Industry players are keen on ensuring security tokens together with their supporting infrastructure conform to regulatory stipulations. As long as the underlying infrastructure is in good condition, security tokens are capable of providing numerous investment opportunities to entrepreneurs with likely secondary market liquidity. Within the United States, security tokens fall under different regulations. They include:

      Regulation S

This offers an SEC-compliant procedure for both US-based and non-US investors to raise funds outside of the United States. In this case, security offerings can accommodate both Equity as well as debt securities. Although Regulation S offerings do not need SEC registration, an investor should ensure to sell their non-US tokens in line with US laws.

Even so, the sale proposal might encounter limitations when the investor is an American organization. As such, it is prudent to combine two regulations. Since their concurrent use is legal, an investor can fuse Regulation S with D. The only variation between these two rules is that Regulation S allows an investor to raise cash from overseas without investor accreditation. So to say, Regulation D enables an investor to raise funds from US financiers while Regulation S guides contributions from outside the U.S.

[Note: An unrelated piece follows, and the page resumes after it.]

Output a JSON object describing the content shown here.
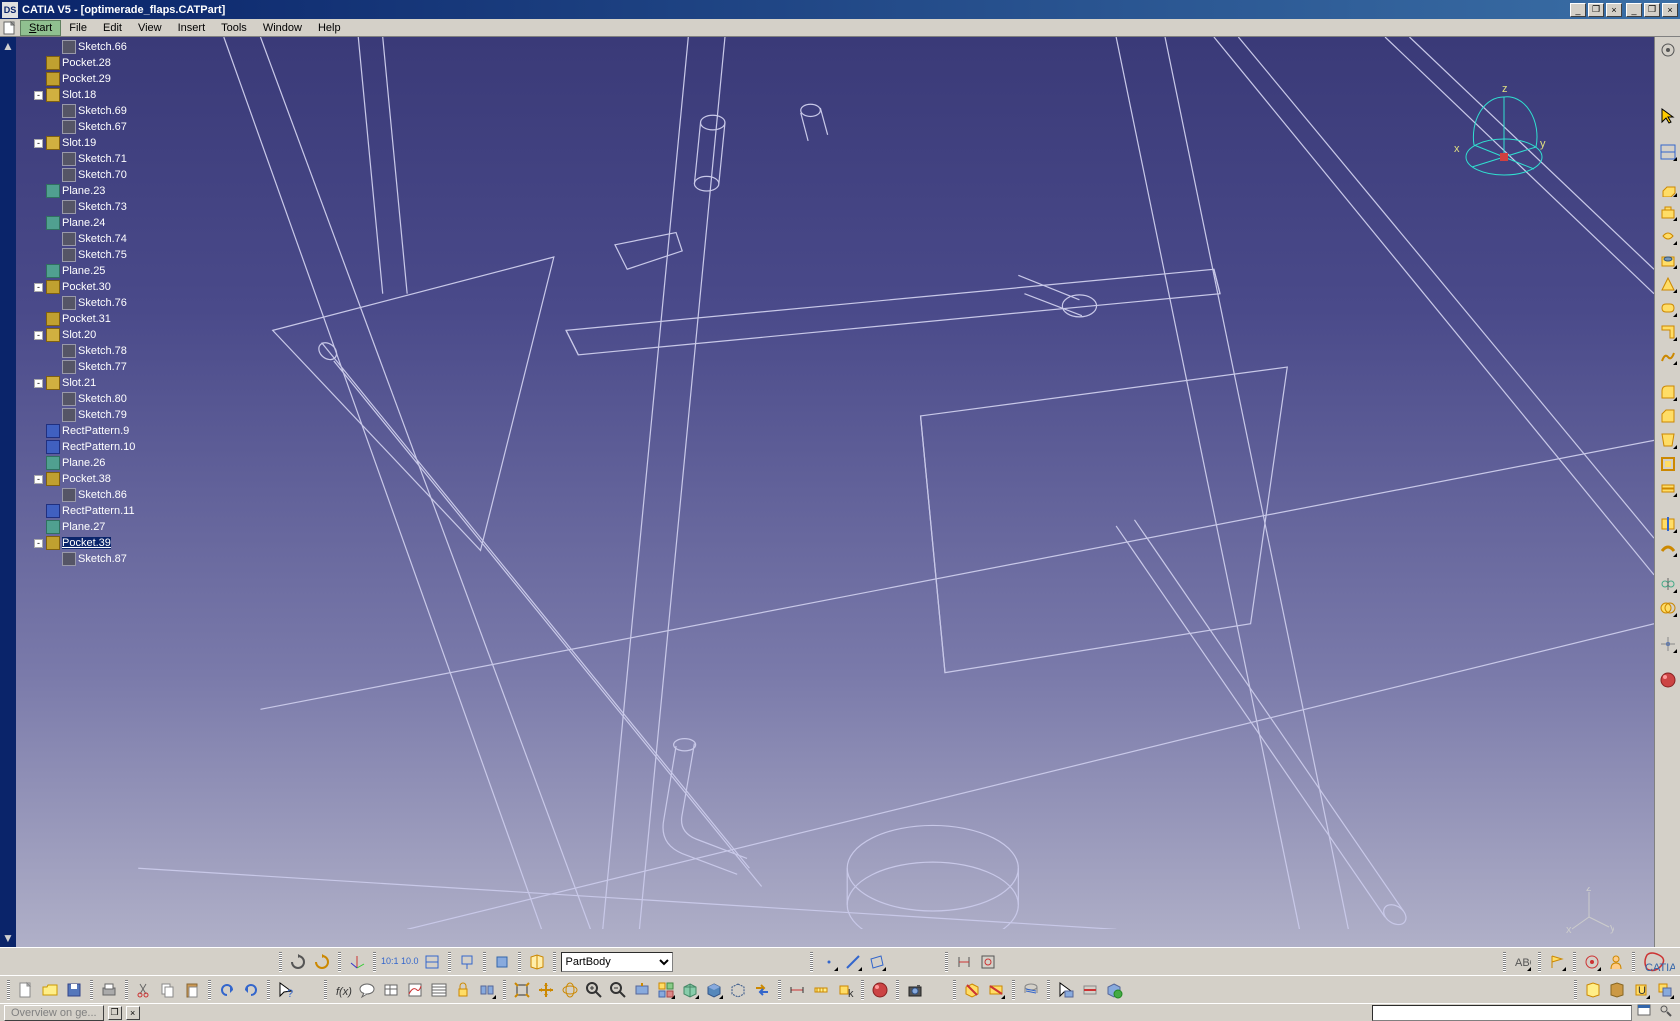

      Regulation D

It allows the provision of securities to both US and foreign organizations alike. Moreover, it neither has limits on the maximum fundraising nor the size of a single participant’s investment. Thus, it is appropriate for all securities types. Even so, the regulation only allows certified American investors to participate. According to SEC’s section 506B, around 35 unapproved players can take part. Furthermore, Section 506C urges investors to get verified and only provide truthful information during their solicitation.

      Regulation A+

This allows creators to present non-accredited investors with SEC-approved securities. The highest investment for this option is a $50 million sum or $20 million in the case of Tier 1. Tier 2, on the other hand, bars investors from committing above 10% of their annual income alone or together with their spouse. Regulation A+ issuance can take longer than other alternatives and is usually more complex and expensive. However, it is reliable because it does not have restrictions for prospective entrepreneurs (excluding US citizenship).

What Does the Industry Have in Store?

Despite the crypto industry being a budding market, it has shown tremendous growth in the recent past. This is evidenced by the increasing SEC applications for security tokens. Furthermore, organizations are now building their own digital commodities.

The industry has high expectations that the SEC will release additional guidelines on STOs. There is mounting pressure to align regulations with vibrant markets like Switzerland. Overall, security tokens are a valuable instrument for accessing substitute investment openings in global markets amidst a secondary market liquidity chance.

Featured image via BigStock.

Sign Up For CryptoNews!

Receive groundbreaking news in your inbox every week.

Spam? Like canned meat? We don't consume it and wouldn't let you either.

Leave a Reply

Your email address will not be published. Required fields are marked *